** Task data follows **

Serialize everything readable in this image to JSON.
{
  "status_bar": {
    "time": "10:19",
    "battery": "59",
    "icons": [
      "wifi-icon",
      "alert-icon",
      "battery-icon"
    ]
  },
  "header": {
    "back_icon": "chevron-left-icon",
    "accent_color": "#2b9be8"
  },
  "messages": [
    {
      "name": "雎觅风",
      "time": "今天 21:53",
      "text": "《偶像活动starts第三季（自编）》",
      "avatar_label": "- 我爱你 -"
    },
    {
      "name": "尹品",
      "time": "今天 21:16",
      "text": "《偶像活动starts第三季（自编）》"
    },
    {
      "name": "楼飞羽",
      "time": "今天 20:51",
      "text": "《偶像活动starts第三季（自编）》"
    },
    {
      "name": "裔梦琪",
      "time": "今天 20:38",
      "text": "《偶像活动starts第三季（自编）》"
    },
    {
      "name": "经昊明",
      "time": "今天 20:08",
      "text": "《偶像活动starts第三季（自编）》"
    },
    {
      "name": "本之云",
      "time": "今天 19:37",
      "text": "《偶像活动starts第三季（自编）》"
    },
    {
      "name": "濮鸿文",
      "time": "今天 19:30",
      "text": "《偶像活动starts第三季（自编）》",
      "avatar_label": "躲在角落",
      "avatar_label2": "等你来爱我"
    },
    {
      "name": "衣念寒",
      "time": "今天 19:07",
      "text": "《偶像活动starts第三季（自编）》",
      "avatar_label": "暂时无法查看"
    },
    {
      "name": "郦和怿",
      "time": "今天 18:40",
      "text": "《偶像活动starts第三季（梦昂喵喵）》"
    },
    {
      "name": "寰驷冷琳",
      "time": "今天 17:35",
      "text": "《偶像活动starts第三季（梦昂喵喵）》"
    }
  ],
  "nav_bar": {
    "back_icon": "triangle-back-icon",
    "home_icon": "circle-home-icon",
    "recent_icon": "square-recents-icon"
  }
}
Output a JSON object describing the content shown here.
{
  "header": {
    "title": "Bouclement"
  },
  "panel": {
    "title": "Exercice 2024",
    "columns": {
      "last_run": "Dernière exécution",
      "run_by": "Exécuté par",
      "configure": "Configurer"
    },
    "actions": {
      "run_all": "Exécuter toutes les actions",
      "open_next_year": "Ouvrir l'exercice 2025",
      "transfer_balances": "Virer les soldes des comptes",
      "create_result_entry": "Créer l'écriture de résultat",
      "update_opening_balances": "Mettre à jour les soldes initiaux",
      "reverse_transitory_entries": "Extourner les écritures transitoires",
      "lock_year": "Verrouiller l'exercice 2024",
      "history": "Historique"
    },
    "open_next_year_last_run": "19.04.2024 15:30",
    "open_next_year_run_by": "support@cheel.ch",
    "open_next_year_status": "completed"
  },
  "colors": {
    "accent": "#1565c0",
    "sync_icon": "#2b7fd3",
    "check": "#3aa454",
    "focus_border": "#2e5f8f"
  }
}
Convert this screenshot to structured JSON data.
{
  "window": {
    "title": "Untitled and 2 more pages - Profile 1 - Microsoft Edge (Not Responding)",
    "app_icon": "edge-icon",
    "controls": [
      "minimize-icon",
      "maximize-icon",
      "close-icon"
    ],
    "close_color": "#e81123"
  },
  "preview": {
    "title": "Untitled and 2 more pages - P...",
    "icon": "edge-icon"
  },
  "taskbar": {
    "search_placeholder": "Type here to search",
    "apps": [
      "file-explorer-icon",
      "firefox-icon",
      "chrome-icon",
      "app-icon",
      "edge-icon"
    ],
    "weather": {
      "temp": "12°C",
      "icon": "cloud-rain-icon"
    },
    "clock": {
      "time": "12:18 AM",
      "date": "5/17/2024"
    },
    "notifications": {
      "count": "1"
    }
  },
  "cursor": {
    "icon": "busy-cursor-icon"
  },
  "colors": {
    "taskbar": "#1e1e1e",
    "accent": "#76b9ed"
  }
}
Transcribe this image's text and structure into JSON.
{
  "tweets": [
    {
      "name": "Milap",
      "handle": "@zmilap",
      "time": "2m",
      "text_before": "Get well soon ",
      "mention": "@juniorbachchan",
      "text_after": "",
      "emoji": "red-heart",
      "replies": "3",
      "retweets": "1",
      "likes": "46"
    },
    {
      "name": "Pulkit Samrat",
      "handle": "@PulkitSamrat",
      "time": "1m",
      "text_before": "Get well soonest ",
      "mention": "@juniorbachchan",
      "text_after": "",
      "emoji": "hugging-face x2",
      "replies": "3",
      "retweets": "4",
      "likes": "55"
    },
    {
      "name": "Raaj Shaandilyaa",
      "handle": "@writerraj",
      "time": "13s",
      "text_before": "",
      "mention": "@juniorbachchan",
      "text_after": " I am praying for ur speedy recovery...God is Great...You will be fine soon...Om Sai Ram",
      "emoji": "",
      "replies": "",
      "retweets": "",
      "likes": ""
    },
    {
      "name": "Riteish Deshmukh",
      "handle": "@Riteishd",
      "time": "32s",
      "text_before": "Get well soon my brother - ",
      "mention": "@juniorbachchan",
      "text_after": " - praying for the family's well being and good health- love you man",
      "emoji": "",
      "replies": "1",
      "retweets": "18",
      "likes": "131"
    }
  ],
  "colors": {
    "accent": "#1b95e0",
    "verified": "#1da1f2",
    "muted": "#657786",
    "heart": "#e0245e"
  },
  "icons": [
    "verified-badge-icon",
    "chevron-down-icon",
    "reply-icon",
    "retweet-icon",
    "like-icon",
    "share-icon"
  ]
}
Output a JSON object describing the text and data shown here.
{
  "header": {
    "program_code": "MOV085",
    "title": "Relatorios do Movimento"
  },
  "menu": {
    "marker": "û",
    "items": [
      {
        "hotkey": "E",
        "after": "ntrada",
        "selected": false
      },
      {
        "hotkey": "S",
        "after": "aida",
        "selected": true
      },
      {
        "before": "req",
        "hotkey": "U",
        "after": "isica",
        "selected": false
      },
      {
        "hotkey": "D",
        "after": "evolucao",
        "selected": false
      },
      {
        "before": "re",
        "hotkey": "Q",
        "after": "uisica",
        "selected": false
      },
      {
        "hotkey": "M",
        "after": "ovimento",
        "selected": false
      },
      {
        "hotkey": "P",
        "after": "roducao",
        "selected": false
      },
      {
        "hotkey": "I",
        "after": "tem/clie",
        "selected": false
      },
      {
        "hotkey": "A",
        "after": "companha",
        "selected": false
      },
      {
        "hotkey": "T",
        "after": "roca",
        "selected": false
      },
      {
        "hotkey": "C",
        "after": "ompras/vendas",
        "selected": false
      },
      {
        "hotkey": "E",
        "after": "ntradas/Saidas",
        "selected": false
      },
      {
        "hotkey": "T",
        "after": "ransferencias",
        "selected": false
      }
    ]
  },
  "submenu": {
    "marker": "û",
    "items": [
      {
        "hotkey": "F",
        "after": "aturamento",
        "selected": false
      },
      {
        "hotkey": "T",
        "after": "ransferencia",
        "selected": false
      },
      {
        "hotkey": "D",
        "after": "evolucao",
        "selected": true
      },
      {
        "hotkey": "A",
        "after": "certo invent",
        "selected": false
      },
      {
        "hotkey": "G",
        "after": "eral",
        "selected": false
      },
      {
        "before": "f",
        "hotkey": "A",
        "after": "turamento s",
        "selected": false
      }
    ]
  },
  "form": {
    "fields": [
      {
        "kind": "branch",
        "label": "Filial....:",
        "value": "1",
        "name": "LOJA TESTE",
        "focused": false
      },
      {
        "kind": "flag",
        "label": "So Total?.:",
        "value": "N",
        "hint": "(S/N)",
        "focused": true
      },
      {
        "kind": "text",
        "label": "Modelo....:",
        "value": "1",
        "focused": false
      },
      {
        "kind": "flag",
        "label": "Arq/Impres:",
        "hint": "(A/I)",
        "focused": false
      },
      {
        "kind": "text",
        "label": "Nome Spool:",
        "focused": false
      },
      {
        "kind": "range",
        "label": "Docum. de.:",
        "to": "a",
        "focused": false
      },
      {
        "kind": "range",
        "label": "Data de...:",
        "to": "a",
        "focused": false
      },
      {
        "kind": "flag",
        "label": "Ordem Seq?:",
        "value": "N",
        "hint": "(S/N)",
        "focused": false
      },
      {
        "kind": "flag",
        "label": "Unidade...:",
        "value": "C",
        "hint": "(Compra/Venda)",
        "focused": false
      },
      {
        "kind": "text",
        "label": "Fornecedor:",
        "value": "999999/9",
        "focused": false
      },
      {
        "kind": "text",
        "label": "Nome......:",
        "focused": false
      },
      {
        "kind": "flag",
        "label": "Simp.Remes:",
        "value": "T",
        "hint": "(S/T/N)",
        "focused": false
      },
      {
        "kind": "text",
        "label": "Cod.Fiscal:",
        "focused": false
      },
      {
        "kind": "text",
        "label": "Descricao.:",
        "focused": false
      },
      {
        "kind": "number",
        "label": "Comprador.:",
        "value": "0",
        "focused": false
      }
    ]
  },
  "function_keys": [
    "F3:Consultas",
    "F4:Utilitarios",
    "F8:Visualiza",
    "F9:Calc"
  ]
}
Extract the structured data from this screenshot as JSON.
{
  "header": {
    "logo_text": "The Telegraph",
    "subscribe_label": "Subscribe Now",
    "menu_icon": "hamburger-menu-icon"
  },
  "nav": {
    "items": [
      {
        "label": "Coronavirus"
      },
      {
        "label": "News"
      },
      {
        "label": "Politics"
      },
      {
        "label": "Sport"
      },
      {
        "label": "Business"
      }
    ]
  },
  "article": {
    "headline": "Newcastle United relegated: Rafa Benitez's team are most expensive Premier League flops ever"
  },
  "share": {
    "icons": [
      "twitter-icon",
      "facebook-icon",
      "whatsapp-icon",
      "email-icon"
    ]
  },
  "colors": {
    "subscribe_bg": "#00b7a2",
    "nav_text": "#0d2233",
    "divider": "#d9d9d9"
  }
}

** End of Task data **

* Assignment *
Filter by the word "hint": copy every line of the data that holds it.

* Output for this task *
        "hint": "(S/N)",
        "hint": "(A/I)",
        "hint": "(S/N)",
        "hint": "(Compra/Venda)",
        "hint": "(S/T/N)",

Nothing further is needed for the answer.